To implement an effective Data Sanitization process, we rely on the Cryptographic Erase (CE) process. This technique, used widely in Self-Encrypting Drives, leverages the encryption of target data by enabling sanitization of the target data's encryption key. This leaves only the cipher text remaining on the media, effectively sanitizing the data by preventing read-access. Without the encryption key used to encrypt the target data, the data is unrecoverable. The level of effort needed to decrypt this information without the encryption key then is the lesser of the strength of the cryptographic key or the strength of the cryptographic algorithm and mode of operation used to encrypt the data. If strong cryptography is used, sanitization of the target data is reduced to sanitization of the encryption key(s) used to encrypt the target data. Thus, with CE, sanitization may be performed with high assurance much faster than with other sanitization techniques. The encryption itself acts to sanitize the data. 

By storing all the sensitive data in encrypted partitions and using the TPM 2.0 to store the disk encryption key, the Cryptographic Erase process can be applied by issuing a TPM2_CC_Clear command that will erase the content of the TPM NV RAM. After the clear operation, any attempt to unlock the encrypted partition by requesting the key to the TPM will result in an error, based on the fact the TPM do not hold the disk encryption key any more. It has to be noted that the sanitization process relies on the fact that the key needs to be securely stored in the TPM, and should not be stored in plain text on the device disk at any time. Additionally, to prevent disclosing the key while being in the device memory, and encrypted swap partition is used.

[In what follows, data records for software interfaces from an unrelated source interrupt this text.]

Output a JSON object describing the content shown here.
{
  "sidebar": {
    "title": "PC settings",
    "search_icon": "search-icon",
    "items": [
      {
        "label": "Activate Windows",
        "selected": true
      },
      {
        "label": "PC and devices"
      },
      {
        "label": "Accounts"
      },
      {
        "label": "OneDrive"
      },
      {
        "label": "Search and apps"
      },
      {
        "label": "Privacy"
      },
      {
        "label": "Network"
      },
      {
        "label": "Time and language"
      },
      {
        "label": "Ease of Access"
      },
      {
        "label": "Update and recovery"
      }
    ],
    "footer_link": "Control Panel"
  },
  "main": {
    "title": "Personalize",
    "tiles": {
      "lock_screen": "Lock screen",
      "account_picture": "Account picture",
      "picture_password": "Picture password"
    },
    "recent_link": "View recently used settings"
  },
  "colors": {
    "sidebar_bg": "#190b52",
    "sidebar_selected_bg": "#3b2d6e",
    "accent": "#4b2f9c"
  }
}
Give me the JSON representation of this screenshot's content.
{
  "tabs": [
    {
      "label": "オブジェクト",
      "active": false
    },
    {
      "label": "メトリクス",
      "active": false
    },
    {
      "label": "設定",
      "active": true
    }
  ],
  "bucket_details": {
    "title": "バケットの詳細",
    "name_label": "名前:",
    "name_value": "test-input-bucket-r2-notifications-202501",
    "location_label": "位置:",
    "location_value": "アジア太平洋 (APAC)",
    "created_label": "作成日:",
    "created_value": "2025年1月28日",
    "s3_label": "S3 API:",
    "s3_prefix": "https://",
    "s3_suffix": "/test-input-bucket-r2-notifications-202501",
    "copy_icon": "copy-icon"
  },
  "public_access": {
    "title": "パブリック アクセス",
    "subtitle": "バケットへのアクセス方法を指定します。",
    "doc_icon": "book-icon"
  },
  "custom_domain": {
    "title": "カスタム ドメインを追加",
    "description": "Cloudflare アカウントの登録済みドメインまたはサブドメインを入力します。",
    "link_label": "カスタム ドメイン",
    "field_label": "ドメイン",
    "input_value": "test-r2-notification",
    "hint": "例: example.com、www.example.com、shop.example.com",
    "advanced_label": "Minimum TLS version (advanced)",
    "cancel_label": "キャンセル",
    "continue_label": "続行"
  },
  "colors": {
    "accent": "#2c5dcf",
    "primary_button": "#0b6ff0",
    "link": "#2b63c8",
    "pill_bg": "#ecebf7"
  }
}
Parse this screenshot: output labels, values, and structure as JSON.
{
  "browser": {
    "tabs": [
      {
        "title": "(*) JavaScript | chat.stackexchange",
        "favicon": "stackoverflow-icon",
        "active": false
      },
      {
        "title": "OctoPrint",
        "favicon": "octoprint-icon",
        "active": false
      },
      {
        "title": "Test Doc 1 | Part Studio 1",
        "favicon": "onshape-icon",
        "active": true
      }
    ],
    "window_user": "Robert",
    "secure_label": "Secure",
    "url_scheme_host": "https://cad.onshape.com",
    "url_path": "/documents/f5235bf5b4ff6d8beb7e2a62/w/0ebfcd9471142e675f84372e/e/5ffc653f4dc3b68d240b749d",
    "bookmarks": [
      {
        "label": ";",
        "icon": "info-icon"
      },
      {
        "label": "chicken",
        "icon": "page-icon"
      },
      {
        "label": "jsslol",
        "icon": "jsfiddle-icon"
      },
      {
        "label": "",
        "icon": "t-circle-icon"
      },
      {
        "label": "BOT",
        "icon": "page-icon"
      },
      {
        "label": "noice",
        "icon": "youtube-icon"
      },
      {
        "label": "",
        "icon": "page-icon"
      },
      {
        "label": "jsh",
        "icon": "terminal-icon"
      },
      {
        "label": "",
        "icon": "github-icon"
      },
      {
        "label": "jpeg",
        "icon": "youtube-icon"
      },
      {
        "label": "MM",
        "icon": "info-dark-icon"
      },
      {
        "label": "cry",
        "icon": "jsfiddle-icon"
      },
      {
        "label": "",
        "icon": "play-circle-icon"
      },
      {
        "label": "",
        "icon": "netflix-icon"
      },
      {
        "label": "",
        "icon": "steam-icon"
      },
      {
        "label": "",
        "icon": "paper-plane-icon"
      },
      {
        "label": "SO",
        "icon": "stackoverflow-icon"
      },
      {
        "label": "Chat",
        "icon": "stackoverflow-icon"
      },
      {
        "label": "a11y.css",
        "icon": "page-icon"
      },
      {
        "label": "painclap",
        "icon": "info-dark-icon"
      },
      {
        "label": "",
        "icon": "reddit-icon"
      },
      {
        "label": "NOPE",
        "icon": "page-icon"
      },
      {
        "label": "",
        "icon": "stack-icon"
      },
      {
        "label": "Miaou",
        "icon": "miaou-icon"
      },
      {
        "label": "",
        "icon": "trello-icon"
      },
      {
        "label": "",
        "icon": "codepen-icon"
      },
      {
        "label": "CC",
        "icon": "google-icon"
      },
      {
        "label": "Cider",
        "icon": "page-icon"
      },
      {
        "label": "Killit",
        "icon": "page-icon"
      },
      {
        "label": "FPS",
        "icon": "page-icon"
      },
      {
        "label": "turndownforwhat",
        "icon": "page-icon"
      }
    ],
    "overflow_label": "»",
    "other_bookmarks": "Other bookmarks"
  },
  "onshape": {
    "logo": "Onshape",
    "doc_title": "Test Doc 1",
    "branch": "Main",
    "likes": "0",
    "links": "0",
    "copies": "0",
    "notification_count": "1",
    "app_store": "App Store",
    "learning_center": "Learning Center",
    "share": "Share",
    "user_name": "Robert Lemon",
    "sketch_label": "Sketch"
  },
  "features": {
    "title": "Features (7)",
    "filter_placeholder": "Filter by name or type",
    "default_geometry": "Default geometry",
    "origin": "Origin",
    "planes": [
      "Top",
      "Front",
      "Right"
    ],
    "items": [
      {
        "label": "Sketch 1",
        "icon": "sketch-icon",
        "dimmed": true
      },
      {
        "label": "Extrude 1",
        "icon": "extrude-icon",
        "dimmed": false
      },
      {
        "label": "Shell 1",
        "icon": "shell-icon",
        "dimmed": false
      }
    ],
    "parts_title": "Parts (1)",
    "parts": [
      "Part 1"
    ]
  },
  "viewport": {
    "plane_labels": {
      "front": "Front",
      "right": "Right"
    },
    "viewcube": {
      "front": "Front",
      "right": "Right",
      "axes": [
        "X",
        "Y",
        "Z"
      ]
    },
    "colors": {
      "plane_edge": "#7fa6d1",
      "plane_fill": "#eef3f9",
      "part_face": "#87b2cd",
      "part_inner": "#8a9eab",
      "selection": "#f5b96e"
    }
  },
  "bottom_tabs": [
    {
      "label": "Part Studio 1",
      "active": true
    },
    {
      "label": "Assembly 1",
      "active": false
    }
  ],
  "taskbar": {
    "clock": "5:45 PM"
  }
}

The Foundational IoT Edge Platform presented in this document provides an enterprise grade architecture to enable digital transformation at scale, with emphasis on meeting the security requirements for protection of sensitive data at rest, in transit, in use and the trustworthiness of the overall system. ExxonMobil and Intel have contributed with key ecosystem players in the IoT technology space to pave the road for a better and more secure realization of the Industry 4.0 revolution, which will not only benefit the ExxonMobil business, but industrial ecosystem as a whole.

1Joko Saputro, NIST Special Publication 800-88 Guidelines for Media Sanitization